|Manu Verma, spouse of Indian Ambassador to Vietnam Pranay Verma and Vietnamese Designer Duc Hung. Photo: Hoang Vu|
Designer Duc Hung said Indian traditional costumes somewhat convey the centuries-long history of the nation and he felt the spiritual aspect in the clothing. It’s wonderful that they keep popularity until now, among people, especially young ones.
Hung said that Vietnam’s Ao Dai has experienced centuries of changing with more charming and comfort as it’s nowadays.
He said it’s interesting that Ao Dai has combined the versions in all three parts Northern, Central, and Southern regions of Vietnam, incorporating the local traits to make it popular and charming.
The designer, who is also a meritorious artist bestowed by the state, shared that Ao Dai is his endless inspiration. Many Vietnamese designers, including him, have brought Ao Dai collections to international fashion shows namely the New York Fashion Week, Paris Fashion Week, Milan Fashion Week, London Fashion Week, and Russia Fashion Week.
In addition, Vietnamese candidates in international beauty pageants have impressed the world by the beauty of Vietnam’s traditional dress. Expressing the role of Ao Dai in Vietnam’s tradition and in the world’s fashion landscape, Hung said he feels like lyrics in a song by famous musician Thanh Tung “If you catch a glimpse of Ao Dai flying on the street, you will see the soul of the homeland there.”
Hung said Ao Dai has gained identity in the world’s fashion map and he’s proud to contribute to the honor of Ao Dai. Hung shared that he officially focused on designing Ao Dai in 2007 when he designed costumes for Dang Minh Thu who won runner-up Miss World Vietnamese 2007.
Miss Vietnam Ngoc Han said the visit to India three years ago has inspired her to design a collection of Ao Dai with some hidden combinations from Indian women’s traditional costumes or spiritual values from Indian culture.
The collection has brought the two cultures closer and helped the people-to-people links more effectively, Han said.
Held in the 91st year of the Vietnamese Women’s Day, the seminar is aimed to enhance the friendship and mutual understanding of people in the two countries, mostly on the occasion of the 75th anniversary of the Indian Independence Day and the 76th anniversary of Vietnam’s National Day.
On this occasion, HAVIFA held an online photo contest honoring Ao Dai and Saree. The event gained the participation of many organizations, including the Indian community in Vietnam.

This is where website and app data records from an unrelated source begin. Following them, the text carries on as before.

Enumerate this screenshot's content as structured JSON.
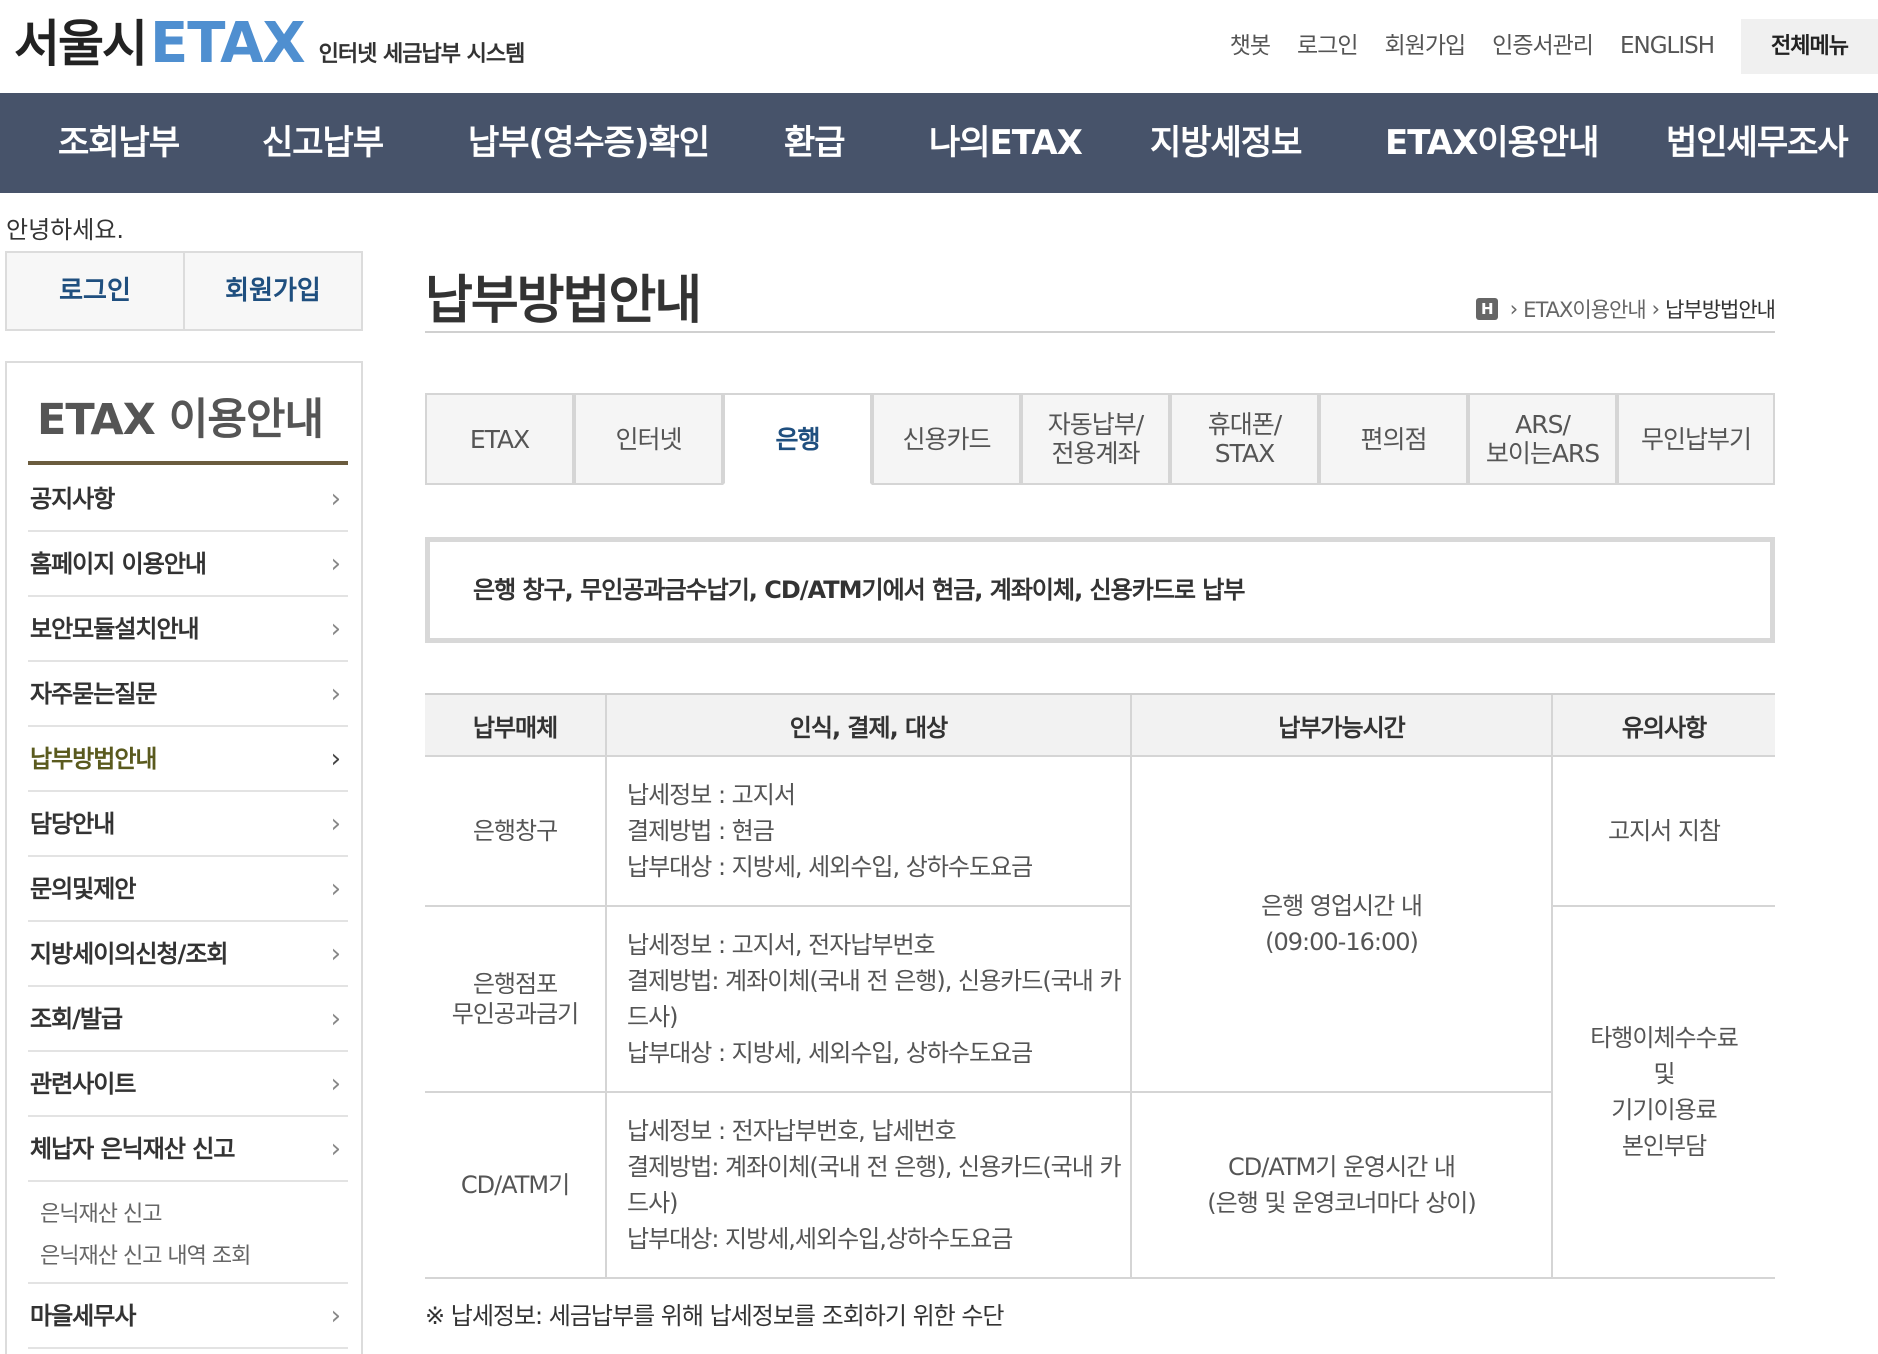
{
  "header": {
    "logo_seoul": "서울시",
    "logo_etax": "ETAX",
    "logo_sub": "인터넷 세금납부 시스템",
    "util_links": [
      "챗봇",
      "로그인",
      "회원가입",
      "인증서관리",
      "ENGLISH"
    ],
    "all_menu": "전체메뉴"
  },
  "gnb": [
    "조회납부",
    "신고납부",
    "납부(영수증)확인",
    "환급",
    "나의ETAX",
    "지방세정보",
    "ETAX이용안내",
    "법인세무조사"
  ],
  "left": {
    "greeting": "안녕하세요.",
    "login": "로그인",
    "signup": "회원가입",
    "lnb_title": "ETAX 이용안내",
    "items": [
      {
        "label": "공지사항"
      },
      {
        "label": "홈페이지 이용안내"
      },
      {
        "label": "보안모듈설치안내"
      },
      {
        "label": "자주묻는질문"
      },
      {
        "label": "납부방법안내"
      },
      {
        "label": "담당안내"
      },
      {
        "label": "문의및제안"
      },
      {
        "label": "지방세이의신청/조회"
      },
      {
        "label": "조회/발급"
      },
      {
        "label": "관련사이트"
      },
      {
        "label": "체납자 은닉재산 신고"
      }
    ],
    "sub_items": [
      "은닉재산 신고",
      "은닉재산 신고 내역 조회"
    ],
    "last_item": "마을세무사",
    "active_item": "납부방법안내"
  },
  "main": {
    "title": "납부방법안내",
    "breadcrumb": {
      "home": "H",
      "level1": "ETAX이용안내",
      "level2": "납부방법안내"
    },
    "tabs": [
      "ETAX",
      "인터넷",
      "은행",
      "신용카드",
      "자동납부/\n전용계좌",
      "휴대폰/\nSTAX",
      "편의점",
      "ARS/\n보이는ARS",
      "무인납부기"
    ],
    "active_tab": "은행",
    "info": "은행 창구, 무인공과금수납기, CD/ATM기에서 현금, 계좌이체, 신용카드로 납부",
    "table": {
      "headers": [
        "납부매체",
        "인식, 결제, 대상",
        "납부가능시간",
        "유의사항"
      ],
      "rows": [
        {
          "media": [
            "은행창구"
          ],
          "details": [
            "납세정보 : 고지서",
            "결제방법 : 현금",
            "납부대상 : 지방세, 세외수입, 상하수도요금"
          ]
        },
        {
          "media": [
            "은행점포",
            "무인공과금기"
          ],
          "details": [
            "납세정보 : 고지서, 전자납부번호",
            "결제방법: 계좌이체(국내 전 은행), 신용카드(국내 카드사)",
            "납부대상 : 지방세, 세외수입, 상하수도요금"
          ]
        },
        {
          "media": [
            "CD/ATM기"
          ],
          "details": [
            "납세정보 : 전자납부번호, 납세번호",
            "결제방법: 계좌이체(국내 전 은행), 신용카드(국내 카드사)",
            "납부대상: 지방세,세외수입,상하수도요금"
          ]
        }
      ],
      "time_bank": [
        "은행 영업시간 내",
        "(09:00-16:00)"
      ],
      "time_atm": [
        "CD/ATM기 운영시간 내",
        "(은행 및 운영코너마다 상이)"
      ],
      "note_1": "고지서 지참",
      "note_2": [
        "타행이체수수료",
        "및",
        "기기이용료",
        "본인부담"
      ]
    },
    "footnote": "※ 납세정보: 세금납부를 위해 납세정보를 조회하기 위한 수단"
  },
  "colors": {
    "gnb_bg": "#47536a",
    "etax_blue": "#4f8fd0",
    "lnb_accent": "#6b5c3e",
    "link_blue": "#1f4f7f"
  }
}
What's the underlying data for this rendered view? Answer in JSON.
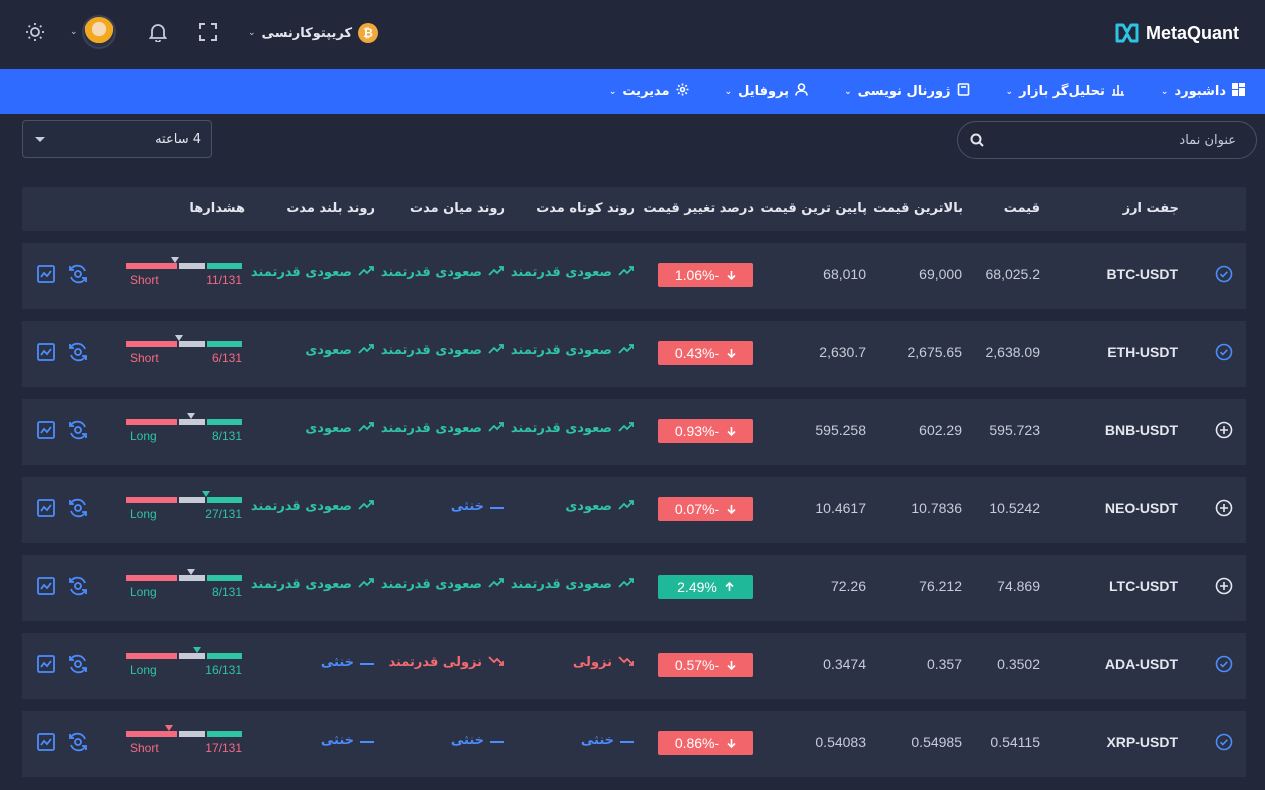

|Indian and Vietnamese women, including Miss Vietnam Ngoc Han (3rd left) in traditional costumes at the event. Photo: Thu Hoai|